───── Provided entries ─────

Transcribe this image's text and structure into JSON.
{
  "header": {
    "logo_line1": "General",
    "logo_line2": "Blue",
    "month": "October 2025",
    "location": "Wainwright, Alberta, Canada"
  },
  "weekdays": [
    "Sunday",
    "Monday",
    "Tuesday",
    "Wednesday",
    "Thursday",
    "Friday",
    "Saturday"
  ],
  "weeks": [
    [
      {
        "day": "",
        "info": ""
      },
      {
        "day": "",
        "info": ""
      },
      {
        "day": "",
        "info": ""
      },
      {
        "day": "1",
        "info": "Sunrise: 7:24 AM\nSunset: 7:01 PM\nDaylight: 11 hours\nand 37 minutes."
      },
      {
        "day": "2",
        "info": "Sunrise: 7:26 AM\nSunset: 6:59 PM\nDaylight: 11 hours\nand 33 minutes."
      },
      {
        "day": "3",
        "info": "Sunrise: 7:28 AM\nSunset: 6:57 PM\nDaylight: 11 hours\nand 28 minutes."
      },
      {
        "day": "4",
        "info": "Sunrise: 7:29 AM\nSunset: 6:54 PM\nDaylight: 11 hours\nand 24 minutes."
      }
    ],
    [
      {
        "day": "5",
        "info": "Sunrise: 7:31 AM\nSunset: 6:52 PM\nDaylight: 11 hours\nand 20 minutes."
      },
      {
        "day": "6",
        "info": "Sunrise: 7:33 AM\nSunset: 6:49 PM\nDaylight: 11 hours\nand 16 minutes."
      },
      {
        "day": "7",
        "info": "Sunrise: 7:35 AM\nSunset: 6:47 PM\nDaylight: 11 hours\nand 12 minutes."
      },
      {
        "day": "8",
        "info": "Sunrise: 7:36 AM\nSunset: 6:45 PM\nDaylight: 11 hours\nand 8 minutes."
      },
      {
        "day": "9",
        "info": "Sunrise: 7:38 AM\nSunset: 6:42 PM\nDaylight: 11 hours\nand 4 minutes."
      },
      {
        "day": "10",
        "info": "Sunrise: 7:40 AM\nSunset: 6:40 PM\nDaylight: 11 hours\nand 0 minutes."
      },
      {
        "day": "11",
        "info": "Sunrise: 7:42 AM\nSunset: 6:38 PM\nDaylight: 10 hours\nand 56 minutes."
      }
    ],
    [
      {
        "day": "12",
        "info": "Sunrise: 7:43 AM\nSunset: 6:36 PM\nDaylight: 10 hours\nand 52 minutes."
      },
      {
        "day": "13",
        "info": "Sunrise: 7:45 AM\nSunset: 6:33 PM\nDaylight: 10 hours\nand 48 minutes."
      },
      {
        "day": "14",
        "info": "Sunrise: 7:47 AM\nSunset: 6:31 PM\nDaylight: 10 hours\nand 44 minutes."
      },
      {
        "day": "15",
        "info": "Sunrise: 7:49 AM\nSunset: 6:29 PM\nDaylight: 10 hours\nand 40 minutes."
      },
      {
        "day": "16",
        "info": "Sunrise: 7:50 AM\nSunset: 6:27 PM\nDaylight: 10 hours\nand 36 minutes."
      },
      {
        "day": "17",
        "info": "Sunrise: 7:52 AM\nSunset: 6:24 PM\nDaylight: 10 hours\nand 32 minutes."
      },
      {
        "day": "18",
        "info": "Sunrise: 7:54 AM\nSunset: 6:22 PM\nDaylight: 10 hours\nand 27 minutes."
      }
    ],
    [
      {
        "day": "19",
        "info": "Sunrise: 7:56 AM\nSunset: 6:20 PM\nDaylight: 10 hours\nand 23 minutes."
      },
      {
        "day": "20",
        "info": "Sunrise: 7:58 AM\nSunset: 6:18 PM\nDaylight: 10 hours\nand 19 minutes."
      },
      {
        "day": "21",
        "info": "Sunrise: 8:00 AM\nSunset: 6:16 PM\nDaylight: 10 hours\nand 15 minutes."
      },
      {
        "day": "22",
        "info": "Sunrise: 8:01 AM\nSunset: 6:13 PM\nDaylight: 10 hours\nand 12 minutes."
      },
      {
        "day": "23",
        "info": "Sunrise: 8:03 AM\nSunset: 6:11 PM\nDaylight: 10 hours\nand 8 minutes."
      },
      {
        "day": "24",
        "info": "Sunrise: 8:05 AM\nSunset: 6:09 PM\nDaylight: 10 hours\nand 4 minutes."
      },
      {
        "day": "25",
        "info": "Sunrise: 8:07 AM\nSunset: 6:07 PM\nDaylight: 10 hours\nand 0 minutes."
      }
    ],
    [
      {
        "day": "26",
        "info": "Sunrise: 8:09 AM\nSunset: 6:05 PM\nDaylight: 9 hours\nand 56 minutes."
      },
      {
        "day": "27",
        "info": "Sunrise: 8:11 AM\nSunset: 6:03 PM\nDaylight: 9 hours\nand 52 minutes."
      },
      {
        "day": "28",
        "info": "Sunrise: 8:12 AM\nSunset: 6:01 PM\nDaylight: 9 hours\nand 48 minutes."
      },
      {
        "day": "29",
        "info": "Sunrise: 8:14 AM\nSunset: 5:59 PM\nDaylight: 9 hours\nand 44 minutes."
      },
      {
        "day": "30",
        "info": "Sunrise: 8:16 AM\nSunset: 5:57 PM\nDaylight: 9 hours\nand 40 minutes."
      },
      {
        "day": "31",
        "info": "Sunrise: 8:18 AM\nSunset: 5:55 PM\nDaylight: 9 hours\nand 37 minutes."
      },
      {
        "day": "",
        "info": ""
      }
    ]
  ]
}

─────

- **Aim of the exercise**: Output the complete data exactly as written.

- **Worked solution**:
Transcribe this image's text and structure into JSON.
{
  "header": {
    "logo_line1": "General",
    "logo_line2": "Blue",
    "month": "October 2025",
    "location": "Wainwright, Alberta, Canada"
  },
  "weekdays": [
    "Sunday",
    "Monday",
    "Tuesday",
    "Wednesday",
    "Thursday",
    "Friday",
    "Saturday"
  ],
  "weeks": [
    [
      {
        "day": "",
        "info": ""
      },
      {
        "day": "",
        "info": ""
      },
      {
        "day": "",
        "info": ""
      },
      {
        "day": "1",
        "info": "Sunrise: 7:24 AM\nSunset: 7:01 PM\nDaylight: 11 hours\nand 37 minutes."
      },
      {
        "day": "2",
        "info": "Sunrise: 7:26 AM\nSunset: 6:59 PM\nDaylight: 11 hours\nand 33 minutes."
      },
      {
        "day": "3",
        "info": "Sunrise: 7:28 AM\nSunset: 6:57 PM\nDaylight: 11 hours\nand 28 minutes."
      },
      {
        "day": "4",
        "info": "Sunrise: 7:29 AM\nSunset: 6:54 PM\nDaylight: 11 hours\nand 24 minutes."
      }
    ],
    [
      {
        "day": "5",
        "info": "Sunrise: 7:31 AM\nSunset: 6:52 PM\nDaylight: 11 hours\nand 20 minutes."
      },
      {
        "day": "6",
        "info": "Sunrise: 7:33 AM\nSunset: 6:49 PM\nDaylight: 11 hours\nand 16 minutes."
      },
      {
        "day": "7",
        "info": "Sunrise: 7:35 AM\nSunset: 6:47 PM\nDaylight: 11 hours\nand 12 minutes."
      },
      {
        "day": "8",
        "info": "Sunrise: 7:36 AM\nSunset: 6:45 PM\nDaylight: 11 hours\nand 8 minutes."
      },
      {
        "day": "9",
        "info": "Sunrise: 7:38 AM\nSunset: 6:42 PM\nDaylight: 11 hours\nand 4 minutes."
      },
      {
        "day": "10",
        "info": "Sunrise: 7:40 AM\nSunset: 6:40 PM\nDaylight: 11 hours\nand 0 minutes."
      },
      {
        "day": "11",
        "info": "Sunrise: 7:42 AM\nSunset: 6:38 PM\nDaylight: 10 hours\nand 56 minutes."
      }
    ],
    [
      {
        "day": "12",
        "info": "Sunrise: 7:43 AM\nSunset: 6:36 PM\nDaylight: 10 hours\nand 52 minutes."
      },
      {
        "day": "13",
        "info": "Sunrise: 7:45 AM\nSunset: 6:33 PM\nDaylight: 10 hours\nand 48 minutes."
      },
      {
        "day": "14",
        "info": "Sunrise: 7:47 AM\nSunset: 6:31 PM\nDaylight: 10 hours\nand 44 minutes."
      },
      {
        "day": "15",
        "info": "Sunrise: 7:49 AM\nSunset: 6:29 PM\nDaylight: 10 hours\nand 40 minutes."
      },
      {
        "day": "16",
        "info": "Sunrise: 7:50 AM\nSunset: 6:27 PM\nDaylight: 10 hours\nand 36 minutes."
      },
      {
        "day": "17",
        "info": "Sunrise: 7:52 AM\nSunset: 6:24 PM\nDaylight: 10 hours\nand 32 minutes."
      },
      {
        "day": "18",
        "info": "Sunrise: 7:54 AM\nSunset: 6:22 PM\nDaylight: 10 hours\nand 27 minutes."
      }
    ],
    [
      {
        "day": "19",
        "info": "Sunrise: 7:56 AM\nSunset: 6:20 PM\nDaylight: 10 hours\nand 23 minutes."
      },
      {
        "day": "20",
        "info": "Sunrise: 7:58 AM\nSunset: 6:18 PM\nDaylight: 10 hours\nand 19 minutes."
      },
      {
        "day": "21",
        "info": "Sunrise: 8:00 AM\nSunset: 6:16 PM\nDaylight: 10 hours\nand 15 minutes."
      },
      {
        "day": "22",
        "info": "Sunrise: 8:01 AM\nSunset: 6:13 PM\nDaylight: 10 hours\nand 12 minutes."
      },
      {
        "day": "23",
        "info": "Sunrise: 8:03 AM\nSunset: 6:11 PM\nDaylight: 10 hours\nand 8 minutes."
      },
      {
        "day": "24",
        "info": "Sunrise: 8:05 AM\nSunset: 6:09 PM\nDaylight: 10 hours\nand 4 minutes."
      },
      {
        "day": "25",
        "info": "Sunrise: 8:07 AM\nSunset: 6:07 PM\nDaylight: 10 hours\nand 0 minutes."
      }
    ],
    [
      {
        "day": "26",
        "info": "Sunrise: 8:09 AM\nSunset: 6:05 PM\nDaylight: 9 hours\nand 56 minutes."
      },
      {
        "day": "27",
        "info": "Sunrise: 8:11 AM\nSunset: 6:03 PM\nDaylight: 9 hours\nand 52 minutes."
      },
      {
        "day": "28",
        "info": "Sunrise: 8:12 AM\nSunset: 6:01 PM\nDaylight: 9 hours\nand 48 minutes."
      },
      {
        "day": "29",
        "info": "Sunrise: 8:14 AM\nSunset: 5:59 PM\nDaylight: 9 hours\nand 44 minutes."
      },
      {
        "day": "30",
        "info": "Sunrise: 8:16 AM\nSunset: 5:57 PM\nDaylight: 9 hours\nand 40 minutes."
      },
      {
        "day": "31",
        "info": "Sunrise: 8:18 AM\nSunset: 5:55 PM\nDaylight: 9 hours\nand 37 minutes."
      },
      {
        "day": "",
        "info": ""
      }
    ]
  ]
}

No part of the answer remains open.